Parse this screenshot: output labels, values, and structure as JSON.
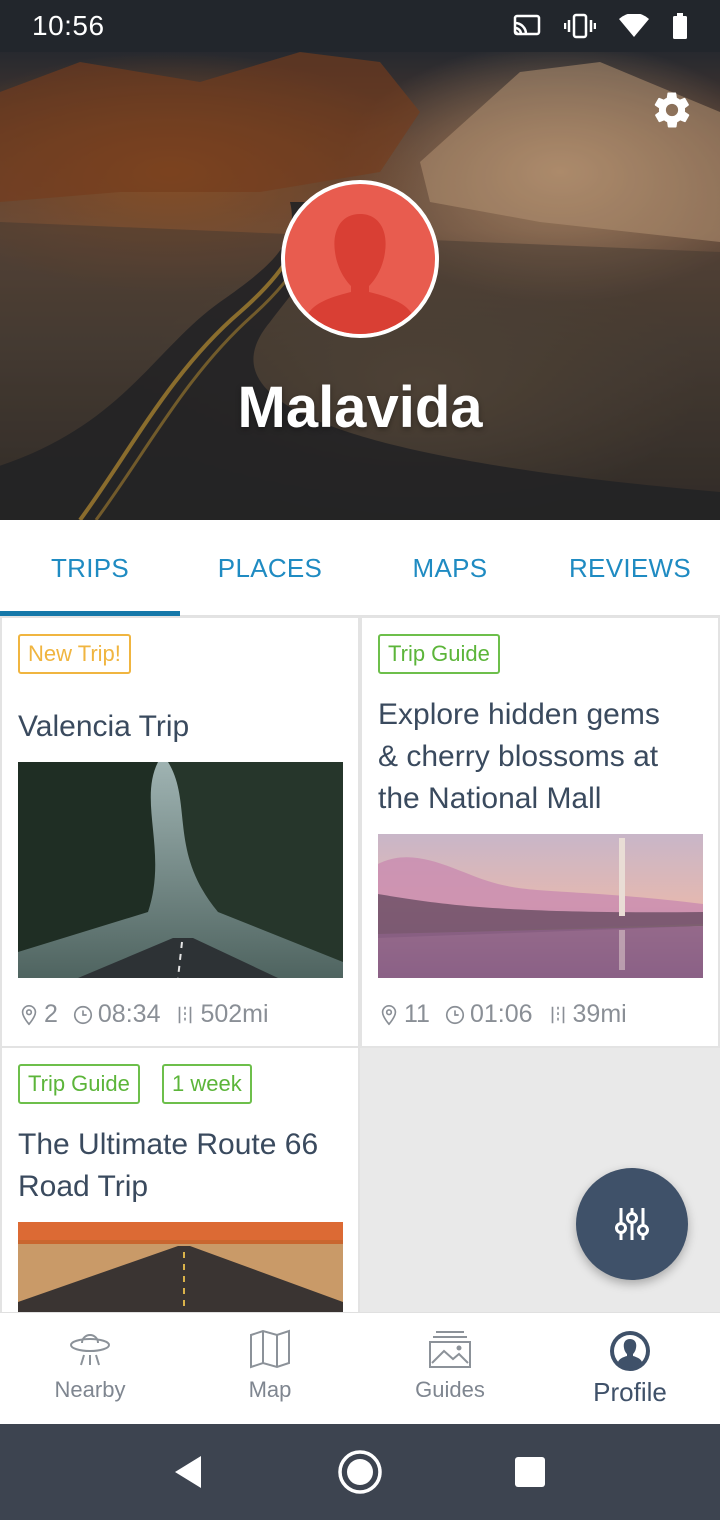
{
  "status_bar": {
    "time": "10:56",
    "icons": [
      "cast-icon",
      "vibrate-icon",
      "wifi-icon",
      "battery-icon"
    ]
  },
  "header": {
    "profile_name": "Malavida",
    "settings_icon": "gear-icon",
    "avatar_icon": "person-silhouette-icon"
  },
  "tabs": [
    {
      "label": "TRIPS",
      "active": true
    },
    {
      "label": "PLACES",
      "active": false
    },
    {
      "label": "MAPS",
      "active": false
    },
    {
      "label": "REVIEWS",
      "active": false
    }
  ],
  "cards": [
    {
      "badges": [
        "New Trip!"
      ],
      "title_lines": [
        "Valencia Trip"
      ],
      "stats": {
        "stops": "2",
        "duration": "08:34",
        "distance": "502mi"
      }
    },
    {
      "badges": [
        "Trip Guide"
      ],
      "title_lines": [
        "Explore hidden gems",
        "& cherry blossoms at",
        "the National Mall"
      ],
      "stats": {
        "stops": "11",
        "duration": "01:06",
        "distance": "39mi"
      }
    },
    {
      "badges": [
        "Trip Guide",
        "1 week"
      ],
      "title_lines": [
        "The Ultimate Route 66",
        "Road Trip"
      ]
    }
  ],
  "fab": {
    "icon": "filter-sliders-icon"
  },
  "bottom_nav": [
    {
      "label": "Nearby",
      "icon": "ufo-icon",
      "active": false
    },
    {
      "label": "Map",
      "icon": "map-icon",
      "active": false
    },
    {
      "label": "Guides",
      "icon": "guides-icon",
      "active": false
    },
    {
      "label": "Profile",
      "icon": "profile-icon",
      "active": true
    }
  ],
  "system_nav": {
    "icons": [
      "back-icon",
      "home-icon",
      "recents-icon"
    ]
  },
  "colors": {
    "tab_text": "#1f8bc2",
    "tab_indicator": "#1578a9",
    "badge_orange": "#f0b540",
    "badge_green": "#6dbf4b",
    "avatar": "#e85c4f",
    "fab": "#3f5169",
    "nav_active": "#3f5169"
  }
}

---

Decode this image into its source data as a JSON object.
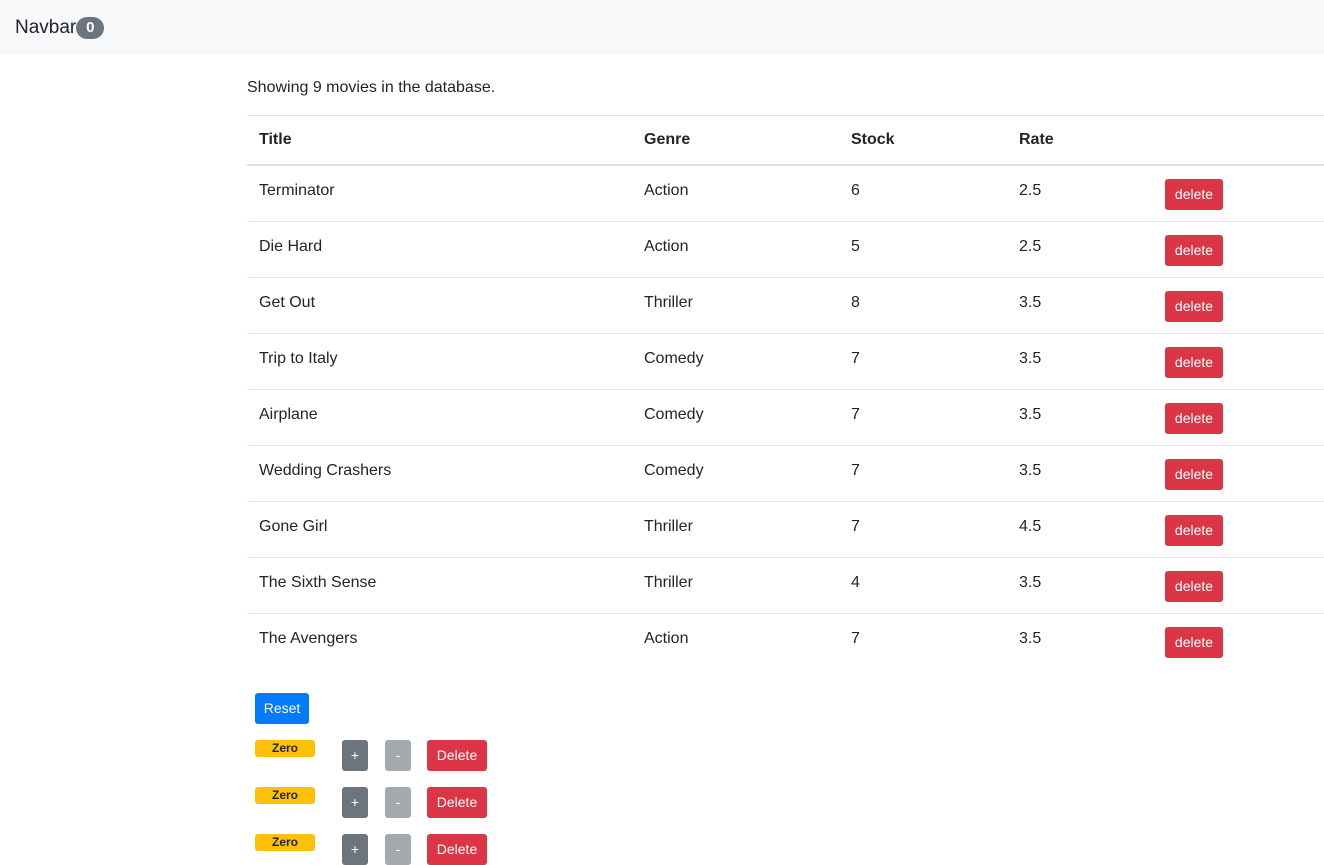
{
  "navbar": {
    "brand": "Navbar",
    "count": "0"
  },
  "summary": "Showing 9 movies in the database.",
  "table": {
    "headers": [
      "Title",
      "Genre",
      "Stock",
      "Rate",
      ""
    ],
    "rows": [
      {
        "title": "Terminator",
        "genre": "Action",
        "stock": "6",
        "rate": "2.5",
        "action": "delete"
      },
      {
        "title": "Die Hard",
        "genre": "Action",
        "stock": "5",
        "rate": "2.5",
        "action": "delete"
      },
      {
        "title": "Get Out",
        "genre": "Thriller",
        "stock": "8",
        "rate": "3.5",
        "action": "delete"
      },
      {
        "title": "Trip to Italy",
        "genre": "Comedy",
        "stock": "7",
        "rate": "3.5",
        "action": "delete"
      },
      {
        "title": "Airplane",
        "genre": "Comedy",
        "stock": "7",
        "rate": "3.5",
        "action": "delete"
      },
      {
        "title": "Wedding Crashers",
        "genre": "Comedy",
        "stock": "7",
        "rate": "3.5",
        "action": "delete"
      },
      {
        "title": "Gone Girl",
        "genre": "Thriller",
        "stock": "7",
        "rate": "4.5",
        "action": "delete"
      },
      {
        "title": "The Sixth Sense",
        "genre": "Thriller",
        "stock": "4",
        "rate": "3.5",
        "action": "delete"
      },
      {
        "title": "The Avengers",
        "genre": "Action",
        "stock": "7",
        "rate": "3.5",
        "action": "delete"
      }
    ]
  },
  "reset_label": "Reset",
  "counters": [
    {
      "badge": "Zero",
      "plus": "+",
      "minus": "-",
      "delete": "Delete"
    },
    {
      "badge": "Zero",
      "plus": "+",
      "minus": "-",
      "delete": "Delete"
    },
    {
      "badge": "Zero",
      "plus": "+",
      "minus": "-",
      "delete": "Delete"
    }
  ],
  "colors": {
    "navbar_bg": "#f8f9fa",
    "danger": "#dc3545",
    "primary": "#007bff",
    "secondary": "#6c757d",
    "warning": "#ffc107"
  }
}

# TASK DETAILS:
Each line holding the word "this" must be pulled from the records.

# ANSWER BOX:
Parse this screenshot: output labels, values, and structure as JSON.
Decode this image into its source data as a JSON object.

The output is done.